HOPEFULLY YOU’RE NOT LISTENING TO THE NEW YORK TIMES: New York Times columnist Frank Bruni turned in a mediocre column on how to pick a college which deserves comment both on its own merits as well as for what it says about Bruni and his NYT readership.
According to Bruni, students should “ask themselves not which school is the surest route to riches but which will give them the richest experiences to draw from, which will broaden their frames of reference.” That sounds nice, but college takes four years or more and costs a lot of money. Is this the best advice for everybody?
It’s almost a throwaway line that doesn’t come until halfway in, but Bruni writes, “If you’re among the lucky who can factor more than cost and proximity into where you decide to go…” Aha! Now we see who Bruni’s writing for. Remember this chart that we ran a few weeks ago?
The title of the piece is “How to Choose a College”, but a better title would be, “How to Choose a College if Your Parents Make a Lot of Money.” Vast swaths of the United States would impoverish themselves by listening to Bruni, but not so much the NYT readership, it would seem.
The Lion of the Blogosphere gives a partial corrective to Bruni’s lousy advice:
This is really bad advice because what college a person goes to is the single most important key to unlocking a good career track. And because teenagers are flighty, don’t know what they really want, and can’t even imagine what kind of person they will be in ten years, they are likely to choose a college for stupid reasons.
Parents should ignore this bad advice. They should guide their children to attend the most prestigious college they can get into, and to select a major that will allow them to enter a good career track. I don’t even recommend parents take their children on visits to colleges, in order to prevent them from falling in love with lower-tier school that has a good marketing message.
We say partial corrective because once you get past the upper echelon–and we’ll leave it to the philosophers to decide what schools, exactly, constitute this particular echelon–choice of college isn’t going to to make that big of a difference in your career on average, at least not if you’re talking about going to a slightly less selective school where you can get better financial aid.
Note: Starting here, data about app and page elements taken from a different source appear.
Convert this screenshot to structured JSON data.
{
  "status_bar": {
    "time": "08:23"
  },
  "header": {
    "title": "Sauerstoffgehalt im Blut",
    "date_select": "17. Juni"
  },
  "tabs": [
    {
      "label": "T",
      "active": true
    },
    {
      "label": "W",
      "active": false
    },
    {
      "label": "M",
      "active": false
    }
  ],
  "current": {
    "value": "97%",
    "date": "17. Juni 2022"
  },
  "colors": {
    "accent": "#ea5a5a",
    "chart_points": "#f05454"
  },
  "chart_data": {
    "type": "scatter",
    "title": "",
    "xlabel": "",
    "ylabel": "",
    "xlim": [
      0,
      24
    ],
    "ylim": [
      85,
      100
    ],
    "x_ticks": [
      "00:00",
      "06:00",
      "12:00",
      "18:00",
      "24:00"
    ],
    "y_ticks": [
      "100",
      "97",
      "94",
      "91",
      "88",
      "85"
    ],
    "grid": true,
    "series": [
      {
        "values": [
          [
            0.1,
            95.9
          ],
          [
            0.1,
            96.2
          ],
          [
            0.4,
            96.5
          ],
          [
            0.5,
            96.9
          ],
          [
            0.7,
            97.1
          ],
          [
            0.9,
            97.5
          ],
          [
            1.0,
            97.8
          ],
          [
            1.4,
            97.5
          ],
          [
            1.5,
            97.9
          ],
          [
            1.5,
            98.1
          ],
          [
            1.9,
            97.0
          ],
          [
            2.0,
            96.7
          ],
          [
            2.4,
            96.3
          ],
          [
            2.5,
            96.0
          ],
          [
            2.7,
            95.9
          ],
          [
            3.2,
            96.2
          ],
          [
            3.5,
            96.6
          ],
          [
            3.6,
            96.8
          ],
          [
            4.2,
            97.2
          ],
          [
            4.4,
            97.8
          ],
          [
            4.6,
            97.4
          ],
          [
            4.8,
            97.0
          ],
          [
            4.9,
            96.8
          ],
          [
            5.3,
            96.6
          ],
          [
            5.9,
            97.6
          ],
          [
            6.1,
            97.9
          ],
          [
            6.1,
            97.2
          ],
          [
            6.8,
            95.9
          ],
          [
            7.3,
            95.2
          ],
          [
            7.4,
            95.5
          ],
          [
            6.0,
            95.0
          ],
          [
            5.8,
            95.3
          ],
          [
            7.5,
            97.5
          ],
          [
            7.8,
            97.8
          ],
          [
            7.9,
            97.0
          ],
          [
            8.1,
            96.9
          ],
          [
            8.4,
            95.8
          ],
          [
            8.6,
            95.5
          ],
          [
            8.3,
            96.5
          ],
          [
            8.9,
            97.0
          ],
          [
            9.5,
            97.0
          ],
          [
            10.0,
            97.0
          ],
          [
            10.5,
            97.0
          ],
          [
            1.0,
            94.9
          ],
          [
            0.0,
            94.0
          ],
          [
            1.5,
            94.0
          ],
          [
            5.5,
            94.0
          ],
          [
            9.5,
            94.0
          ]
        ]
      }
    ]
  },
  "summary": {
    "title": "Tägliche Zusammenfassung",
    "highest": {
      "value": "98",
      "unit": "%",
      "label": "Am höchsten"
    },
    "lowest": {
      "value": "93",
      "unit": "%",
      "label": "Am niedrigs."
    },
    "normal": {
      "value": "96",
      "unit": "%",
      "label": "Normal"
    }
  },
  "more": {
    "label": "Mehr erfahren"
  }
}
People like to use terms like “priceless” or “invaluable” when describing a college education, but such terms are not helpful when making decisions about something that can eat up $50,000 per year per child. It’s hard to get through a week without reading yet another sob story about some liberal arts major who followed Bruni’s advice and found himself burdened with $100K in debt and minimal job prospects. Cost is one component of a college education that needs to be weighed along with other factors–and, as LOTB points out, career positioning is another. To reject or downplay either merely goes to show that the NYT op-ed board dwells in a privileged and very well-insulated bubble.